For the past partners ages, degree might impossibly expensive, saddling 44 billion People in the us having $step one.6 trillion in financial trouble. The price of per year from the an exclusive college grew to become $37,650, typically, and $ten,560 during the societal institutions, a great deal more for away-of-staters. Brand new heft of these expenses obligates a majority of attendees and you can several of their parents to take out finance; in fact, 2019 graduates owe an average of $30,900. The united states is a keen outlier regarding proportions and you may range of their mortgage infrastructure; a number of peer regions, higher education is seen as a general public an excellent and you can a school knowledge is actually reduced-costs or free.

Although delivering millions significantly more Americans toward college has experienced immense social value, this metastasizing obligations drama has already established enormous personal will set you back. A whole age bracket could have been problem: Millennials take track getting the initial generation in the progressive records to get rid of right up poorer than its mothers. Student loans try slowing down retirements. They’re inhibiting new housing industry. These include suffocating new clients formation. They might be actually leading teenagers so you can decrease engaged and getting married and having students.

They’re also broadening the country’s racial riches pit. A higher express from Black colored pupils remove fund than just light pupils, and those loans tend to be large, just like the Black people gain access to reduced familial money. The latest economist Thomas Shapiro cards you to, 20 years after they enter college, the average white debtor features paid down 94 % regarding personal debt, while the median Black debtor keeps paid merely 5 percent. (“Will you be sitting payday loans Melbourneerville Florida down?” he questioned myself, just before rattling from the figure.) In reality, probably college today will bring zero increase in wealth to possess Black children, mainly because it’s thus costly.

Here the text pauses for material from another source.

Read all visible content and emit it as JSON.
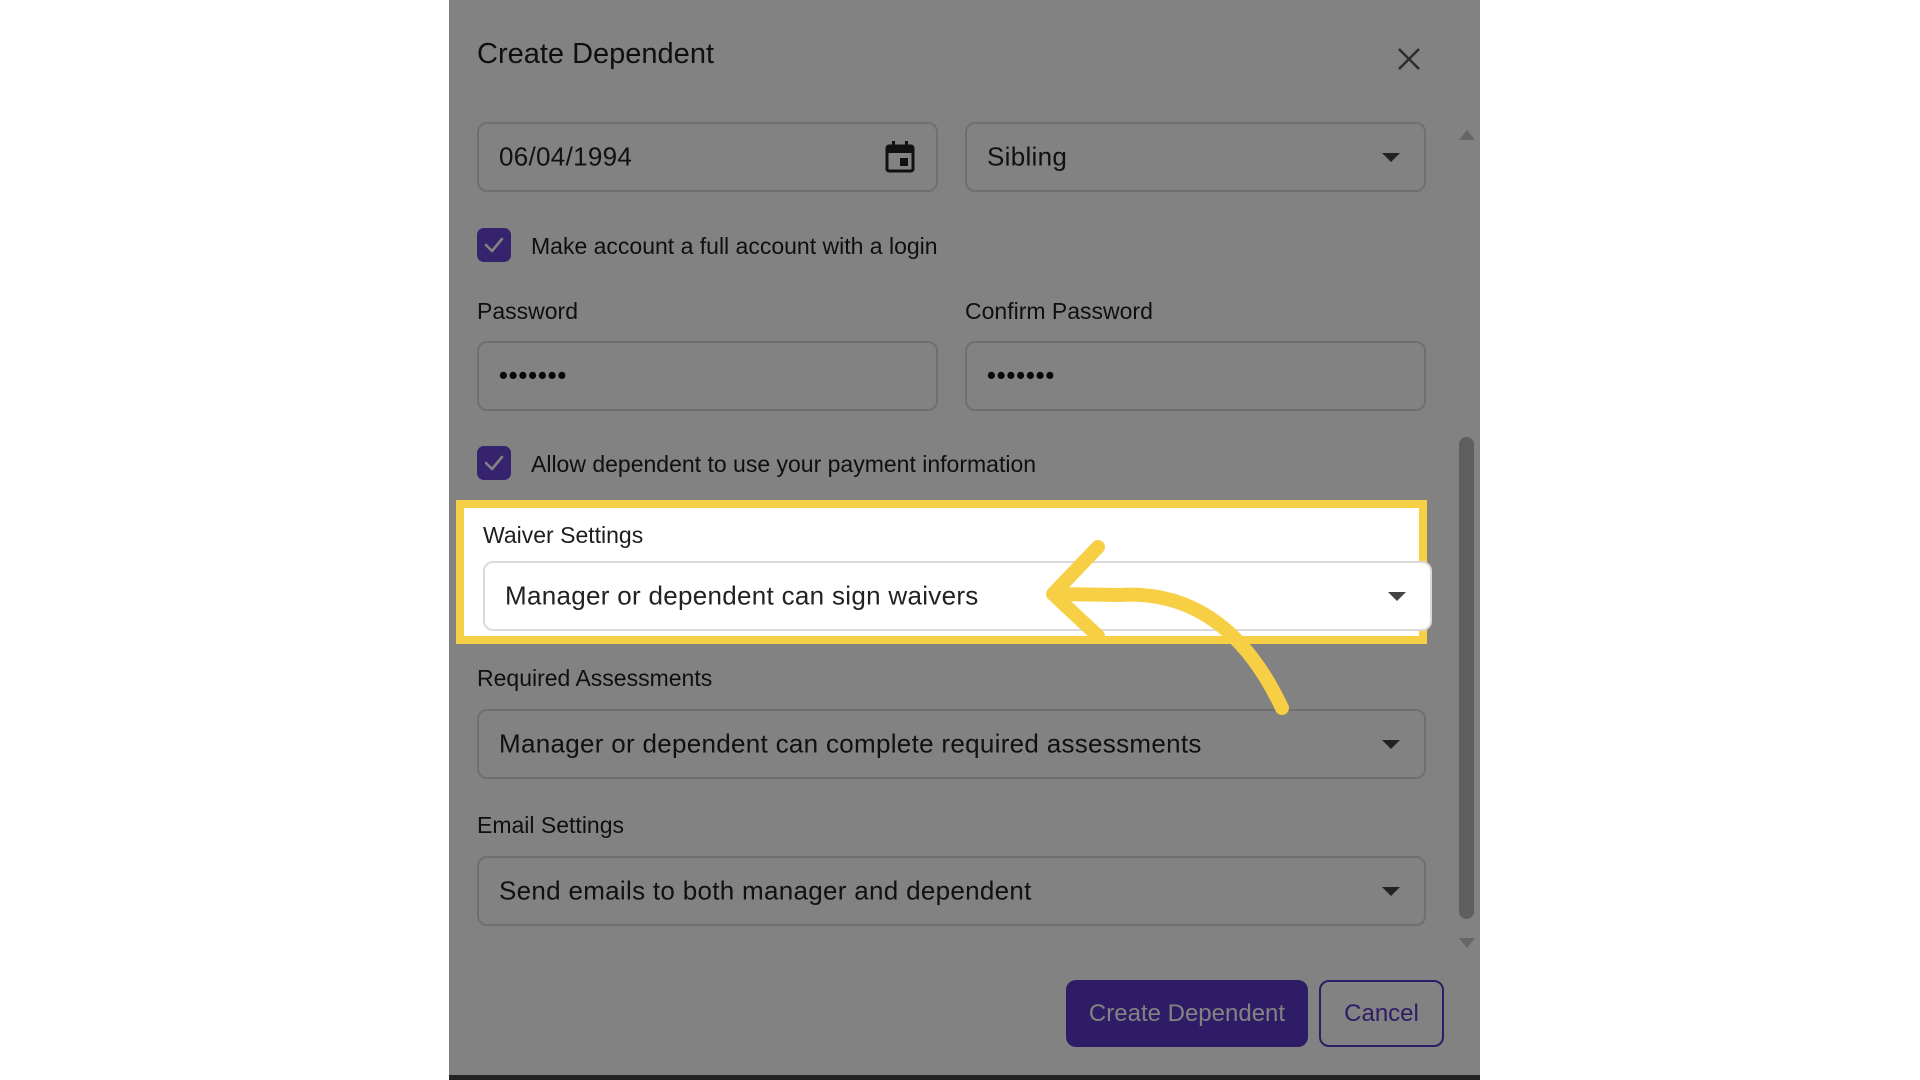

Brand new scholar-financing crisis possess a keen underappreciated mental valence as well: Your debt produces anybody unhappy. In a single questionnaire, over fifty percent out-of consumers said that he has got knowledgeable depression for their financial obligation. 9 inside ten claimed experiencing anxiety. No matter if taking on college student-loan debt does commonly boost another person’s lifestyle income, no matter if it’s justifiable and you may under control and you may is practical on paper, some body dislike it.

And even though having a national beginner-mortgage debt jubilee wouldn’t develop large-training money or avoid brand new COVID-19 market meltdown, it could take a good boulder away from many Americans’ backs-the particular matter depending on how far Biden decides to forgive and also for who

Why-not exercise? Opponents build a number of a great arguments. First, as indexed by the Harvard economist and you may previous Obama agent Jason Furman, government entities wouldn’t get far shag for the money. Canceling repayments outright won’t end up in much of an improve for the individual spending. Having fun with personal dollars to the another awesome-dole or to your something like infrastructure would be a significantly better financing.